What does taking a single step mean to you? Did you walk to work this morning, or simply walk to the car to drive to work? Did you walk to the kitchen to grab coffee or take the dog for a walk around the block? You probably take thousands of steps each day without realizing it because these steps are insignificant to you. What you may not realize is that for many children who battle childhood cancer, the ability to take a single step can be an insurmountable obstacle. For some, they will be diagnosed with cancer before they learn to walk; for others their disease will take one of their limbs, making it difficult to acclimate; and for even more, the side effects of treatment and a long-fought battle will catch up to them, limiting their movement, but never taking away their motivation.

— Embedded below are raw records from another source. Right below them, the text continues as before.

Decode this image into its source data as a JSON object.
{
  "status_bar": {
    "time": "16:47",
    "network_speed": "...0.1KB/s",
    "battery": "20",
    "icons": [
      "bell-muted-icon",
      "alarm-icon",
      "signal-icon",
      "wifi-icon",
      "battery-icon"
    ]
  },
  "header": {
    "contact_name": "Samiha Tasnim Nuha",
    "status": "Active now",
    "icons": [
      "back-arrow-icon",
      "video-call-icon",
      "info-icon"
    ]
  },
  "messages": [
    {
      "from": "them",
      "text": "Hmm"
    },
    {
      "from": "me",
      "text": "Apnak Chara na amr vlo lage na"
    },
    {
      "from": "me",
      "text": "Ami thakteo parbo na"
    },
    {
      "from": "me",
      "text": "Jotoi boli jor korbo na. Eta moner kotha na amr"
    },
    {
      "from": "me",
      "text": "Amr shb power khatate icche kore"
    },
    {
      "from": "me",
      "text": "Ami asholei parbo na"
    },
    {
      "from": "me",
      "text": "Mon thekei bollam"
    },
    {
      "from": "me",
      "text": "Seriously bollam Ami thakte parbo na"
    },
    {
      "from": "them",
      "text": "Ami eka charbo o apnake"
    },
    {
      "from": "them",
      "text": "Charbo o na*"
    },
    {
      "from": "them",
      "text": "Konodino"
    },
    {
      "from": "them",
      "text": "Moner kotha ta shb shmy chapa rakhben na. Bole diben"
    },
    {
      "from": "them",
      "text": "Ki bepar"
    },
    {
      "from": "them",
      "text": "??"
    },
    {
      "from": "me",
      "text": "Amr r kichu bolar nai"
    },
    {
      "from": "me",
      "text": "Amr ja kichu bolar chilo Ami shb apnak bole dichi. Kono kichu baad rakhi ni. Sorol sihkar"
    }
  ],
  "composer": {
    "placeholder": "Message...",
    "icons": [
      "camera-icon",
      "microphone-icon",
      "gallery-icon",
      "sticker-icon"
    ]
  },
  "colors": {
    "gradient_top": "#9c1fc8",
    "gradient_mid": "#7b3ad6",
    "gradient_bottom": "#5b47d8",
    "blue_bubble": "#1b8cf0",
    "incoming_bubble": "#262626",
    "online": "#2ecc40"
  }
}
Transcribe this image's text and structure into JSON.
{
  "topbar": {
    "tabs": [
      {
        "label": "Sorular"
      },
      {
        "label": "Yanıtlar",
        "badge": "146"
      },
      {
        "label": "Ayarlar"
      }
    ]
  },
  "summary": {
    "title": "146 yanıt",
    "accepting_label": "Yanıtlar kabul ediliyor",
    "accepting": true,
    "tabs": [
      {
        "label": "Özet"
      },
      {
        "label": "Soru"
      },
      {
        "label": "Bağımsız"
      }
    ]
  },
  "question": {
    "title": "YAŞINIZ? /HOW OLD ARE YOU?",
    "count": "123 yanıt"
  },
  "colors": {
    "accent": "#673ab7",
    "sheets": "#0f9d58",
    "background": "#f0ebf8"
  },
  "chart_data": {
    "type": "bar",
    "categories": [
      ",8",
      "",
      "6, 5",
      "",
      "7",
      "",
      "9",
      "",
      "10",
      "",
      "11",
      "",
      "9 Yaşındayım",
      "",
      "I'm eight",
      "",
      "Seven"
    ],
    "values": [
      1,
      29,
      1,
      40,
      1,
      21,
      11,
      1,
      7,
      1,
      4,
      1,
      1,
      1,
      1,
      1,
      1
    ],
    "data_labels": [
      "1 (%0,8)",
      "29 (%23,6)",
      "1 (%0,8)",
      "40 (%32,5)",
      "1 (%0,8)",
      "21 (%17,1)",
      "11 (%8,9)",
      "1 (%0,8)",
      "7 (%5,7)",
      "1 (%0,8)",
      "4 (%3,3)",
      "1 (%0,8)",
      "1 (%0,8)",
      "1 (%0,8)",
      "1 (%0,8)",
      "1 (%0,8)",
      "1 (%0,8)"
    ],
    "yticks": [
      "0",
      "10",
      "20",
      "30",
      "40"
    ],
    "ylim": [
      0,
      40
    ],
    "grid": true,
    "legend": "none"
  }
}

It is in honor of these children, and what they must overcome to take a single step, that we at Alex's Lemonade Stand Foundation are asking people everywhere to help us make these seemingly insignificant steps matter this September during National Childhood Cancer Awareness Month as part of Alex's Million Mile - Run. Walk. Ride. We will count each and every step as we work toward collectively logging one million miles throughout the month. Why one million? Because who wouldn't go that distance, and more, to find cures for all kids with cancer?
My daughter, Alexandra "Alex" Scott fought cancer for nearly her entire life. Diagnosed before her first birthday, she would face many challenges along the way, including something many of us take for granted - the ability to walk. At diagnosis, she had a tumor wrapped around her spine. Surgery was the most prudent option, and the doctors told us that if she survived, she would almost certainly never walk. As Alex did many times over, she would surprise everyone by working through excruciating pain to teach herself how to walk, without ever being able to feel her legs.
I think this said a lot about Alex's character, and it was also an influential moment in shaping who she would become. We were told that she would never be able to walk, but with each step she took, she would gain confidence in herself, and in her ability to overcome adversity. Had Alex not been presented with such an obstacle -- would she have ever voiced the idea to host a lemonade stand to find cures for others?
Following in Alex's footsteps, literally, childhood cancer survivor 12-year-old Kaela Cruz lives a very active and athletic life each and every day. At the age of 5, Kaela was diagnosed with osteosarcoma and in May of 2007 had an above the knee amputation on her left leg. She loves swimming, tae kwon do, and has completed multiple triathlons. In Kaela's own words, she calls the completion of her first triathlon the big picture moment of her life -- she completed it with a walker, taking her time to finish.
This moment proved that she could inspire others through her actions, and made her the person that she is now -- an outgoing, positive, athletic 12-year-old who wants to show people what she is capable of, and that we are all capable of overcoming obstacles in life. Kaela and her family will be logging their miles in September, and with her competitive spirit, I have no doubt that they will be among the top teams! Watch Kaela's inspiring story in the video below, and if you are inspired, join Alex's Million Mile too!
As part of last year's very first Alex's Million Mile (then known as the Million Mile Run), childhood cancer fighter Jordan Vincent decided that she wanted to participate. Jordan began battling a rare form of brain cancer in January 2003 at the age of 4. She has spent more than half her life in treatment, including undergoing chemotherapy, radiation and more surgeries than her family cares to remember. With a nickname "the cancer slayer," Jordan has shown remarkable resilience, never letting cancer get her down or stop her from achieving her goals.
At the launch of Alex's Million Mile in 2013, we had many competitive people who set goals of running or walking 100 miles on their own. Jordan's goal was a bit more humble, she wanted to walk one mile over the course of the month -- something that would be a true challenge for her. With the assistance of her family, Jordan was able to complete the mile, walking hand in hand with her dad as he supported her through her gait belt. Jordan proved something that elicited memories of my daughter Alex when she decided not to set a price on her lemonade. Alex and Jordan understand that it isn't always about the amount of money (or miles) that you donate -- after all, who knows which dollar will find the cure, or which mile will spark someone's interest to help!
These stories may seem a bit disjointed, but I wanted to share them as examples of the various obstacles that childhood cancer fighters have to overcome to take a single step, or walk just one mile. Throughout the days of our lives, we will all meet with some form of adversity. It is adversity that has the ability to make or break us, to shape who we are and what we will become, and for some of us, like Alex, Kaela and Jordan, this adversity will change the lives of others too.
In closing, I challenge you to add significance to each and every step that you take this September during National Childhood Cancer Awareness Month. Whether you are a marathoner, a cyclist, or a casual walker, why not donate the steps you take toward making a difference in the lives of children with cancer. As has been said, the journey of a thousand (or million!) miles begins with a single step. Let's take steps to move toward better treatments and cures for childhood cancers in September, it's not possible for those steps to be deemed insignificant.
To find out more about Alex's Million Mile - Run. Walk. Ride. click here, or follow the hashtag #Journey2AMillion.